**SUPPLIED MATERIAL:**
◆ ◆ ◆ ◆ ◆ ◆ ◆
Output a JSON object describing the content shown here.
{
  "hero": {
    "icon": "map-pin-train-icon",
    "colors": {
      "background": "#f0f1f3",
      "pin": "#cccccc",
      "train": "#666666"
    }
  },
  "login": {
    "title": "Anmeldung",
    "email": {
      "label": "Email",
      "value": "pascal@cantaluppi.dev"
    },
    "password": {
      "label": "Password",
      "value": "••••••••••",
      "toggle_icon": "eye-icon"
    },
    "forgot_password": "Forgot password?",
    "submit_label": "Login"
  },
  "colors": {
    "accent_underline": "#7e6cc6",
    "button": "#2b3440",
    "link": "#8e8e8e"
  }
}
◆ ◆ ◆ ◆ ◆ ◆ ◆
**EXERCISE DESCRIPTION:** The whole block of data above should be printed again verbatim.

**EXERCISE RESPONSE:**
Output a JSON object describing the content shown here.
{
  "hero": {
    "icon": "map-pin-train-icon",
    "colors": {
      "background": "#f0f1f3",
      "pin": "#cccccc",
      "train": "#666666"
    }
  },
  "login": {
    "title": "Anmeldung",
    "email": {
      "label": "Email",
      "value": "pascal@cantaluppi.dev"
    },
    "password": {
      "label": "Password",
      "value": "••••••••••",
      "toggle_icon": "eye-icon"
    },
    "forgot_password": "Forgot password?",
    "submit_label": "Login"
  },
  "colors": {
    "accent_underline": "#7e6cc6",
    "button": "#2b3440",
    "link": "#8e8e8e"
  }
}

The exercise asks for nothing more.